Fitness training on gymnastic rings
The dip has long been a staple compound exercise in many athletesí routines. Itís great for working the triceps, chest and shoulder muscles in one manoeuvre, not working any one muscle group in isolation.
The ring dip exercise is the standard dip, performed on gymnastics rings. The determination and strength it takes to overcome the instability of the rings takes this exercise to another level. It feels like every upper body muscle is called into play to help stabilise and control the movement and we found that using the rings to perform dips really hit our lats and chest.
To perform the ring dip you should set the rings to a height where your feet will not touch the ground between repetitions. Assume the support position, where you suspend your body above the rings with your arms straight. Now lower your body down by bending at the elbows and by keeping your shoulders close to your sides. Keep the movement steady and controlled, you should try to achieve a full range of motion by taking your shoulders down until they almost touch your hands. Once at the bottom of the move simply push your body back up to the starting position.
Progressing with the Ring Dip
By performing full range of motion on the dip and taking the move as low as you can go you will find this will greatly help you to develop the shoulder strength and flexibility to perform a muscle-up.
Another variation on the standard ring dip described above is the wide dip. This is carried out in the same way as the standard dip except the arms are moved out from the body to the sides. This will greatly increase the difficulty of the exercise but by mastering the wide ring dip and being able to perform it in a slow, controlled manner will stand you in good stead for progressing to the advanced iron cross exercise.
Finding it difficult?
If you are having difficulties in carrying out a full dip we recommend that you first master the support position. The ring support position is the beginning body position of the dip.

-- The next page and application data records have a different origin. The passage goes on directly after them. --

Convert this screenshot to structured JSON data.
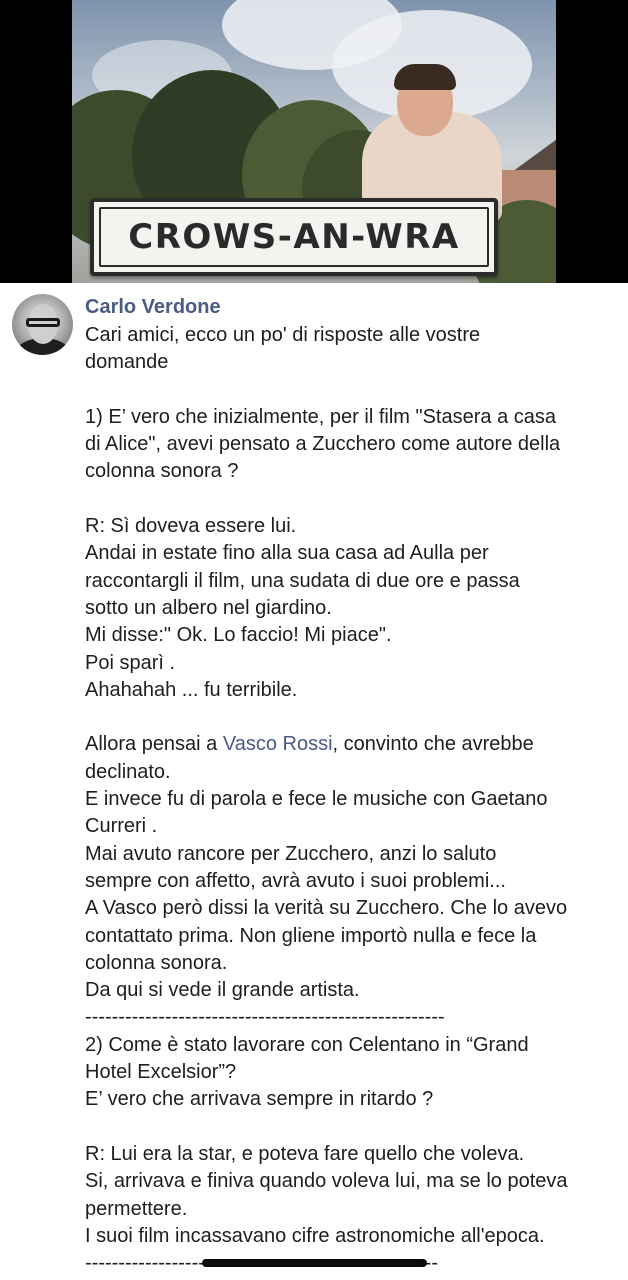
{
  "photo": {
    "sign_text": "CROWS-AN-WRA"
  },
  "post": {
    "author": "Carlo Verdone",
    "lines": [
      "Cari amici, ecco un po' di risposte alle vostre",
      "domande",
      "",
      "1) E’ vero che inizialmente, per il film \"Stasera a casa",
      "di Alice\", avevi pensato a Zucchero come autore della",
      "colonna sonora ?",
      "",
      "R: Sì doveva essere lui.",
      "Andai in estate fino alla sua casa ad Aulla per",
      "raccontargli il film, una sudata di due ore e passa",
      "sotto un albero nel giardino.",
      "Mi disse:\" Ok. Lo faccio! Mi piace\".",
      "Poi sparì .",
      "Ahahahah ... fu terribile.",
      ""
    ],
    "mention_line": {
      "before": "Allora pensai a ",
      "mention": "Vasco Rossi",
      "after": ", convinto che avrebbe"
    },
    "lines_2": [
      "declinato.",
      "E invece fu di parola e fece le musiche con Gaetano",
      "Curreri .",
      "Mai avuto rancore per Zucchero, anzi lo saluto",
      "sempre con affetto, avrà avuto i suoi problemi...",
      "A Vasco però dissi la verità su Zucchero. Che lo avevo",
      "contattato prima. Non gliene importò nulla e fece la",
      "colonna sonora.",
      "Da qui si vede il grande artista."
    ],
    "divider": "------------------------------------------------------",
    "lines_3": [
      "2) Come è stato lavorare con Celentano in “Grand",
      "Hotel Excelsior”?",
      "E’ vero che arrivava sempre in ritardo ?",
      "",
      "R: Lui era la star, e poteva fare quello che voleva.",
      "Si, arrivava e finiva quando voleva lui, ma se lo poteva",
      "permettere.",
      "I suoi film incassavano cifre astronomiche all'epoca."
    ],
    "divider_2": "-----------------------------------------------------"
  }
}
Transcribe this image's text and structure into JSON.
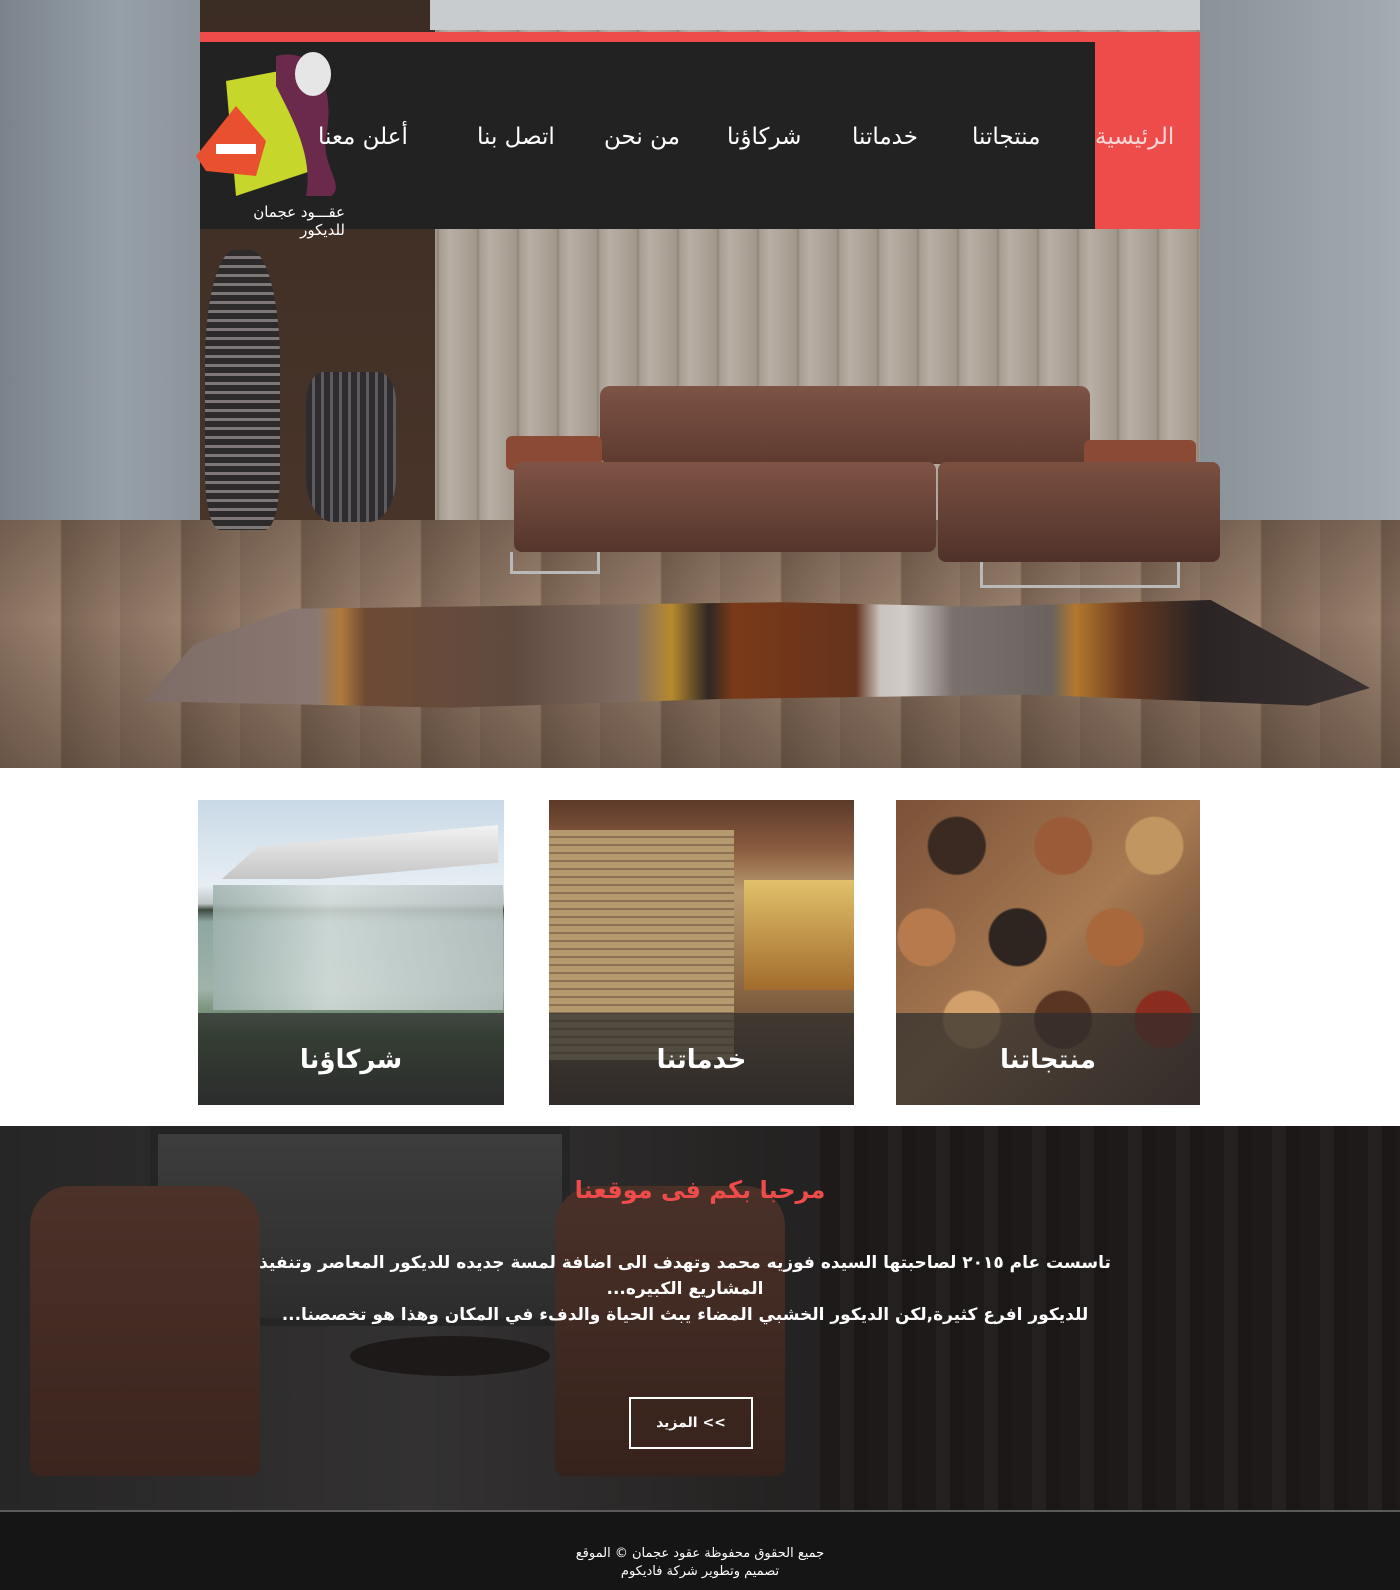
{
  "brand": {
    "logo_text": "عقـــود عجمان للديكور",
    "accent_color": "#ee4b4b",
    "nav_bg_color": "#222222"
  },
  "nav": {
    "items": [
      {
        "label": "الرئيسية",
        "active": true
      },
      {
        "label": "منتجاتنا"
      },
      {
        "label": "خدماتنا"
      },
      {
        "label": "شركاؤنا"
      },
      {
        "label": "من نحن"
      },
      {
        "label": "اتصل بنا"
      },
      {
        "label": "أعلن معنا"
      }
    ]
  },
  "cards": [
    {
      "title": "شركاؤنا"
    },
    {
      "title": "خدماتنا"
    },
    {
      "title": "منتجاتنا"
    }
  ],
  "welcome": {
    "title": "مرحبا بكم فى موقعنا",
    "paragraph_1": "تاسست عام ٢٠١٥ لصاحبتها السيده فوزيه محمد وتهدف الى اضافة لمسة جديده للديكور المعاصر وتنفيذ المشاريع الكبيره...",
    "paragraph_2": "للديكور افرع كثيرة,لكن الديكور الخشبي المضاء يبث الحياة والدفء في المكان وهذا هو تخصصنا...",
    "more_button": "المزيد <<"
  },
  "footer": {
    "copyright": "جميع الحقوق محفوظة عقود عجمان © الموقع",
    "credit": "تصميم وتطوير شركة فاديكوم"
  }
}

You should be able to maintain the a support position and do partial dips, and gradually increase the range of motion as you get stronger until you can perform full dips.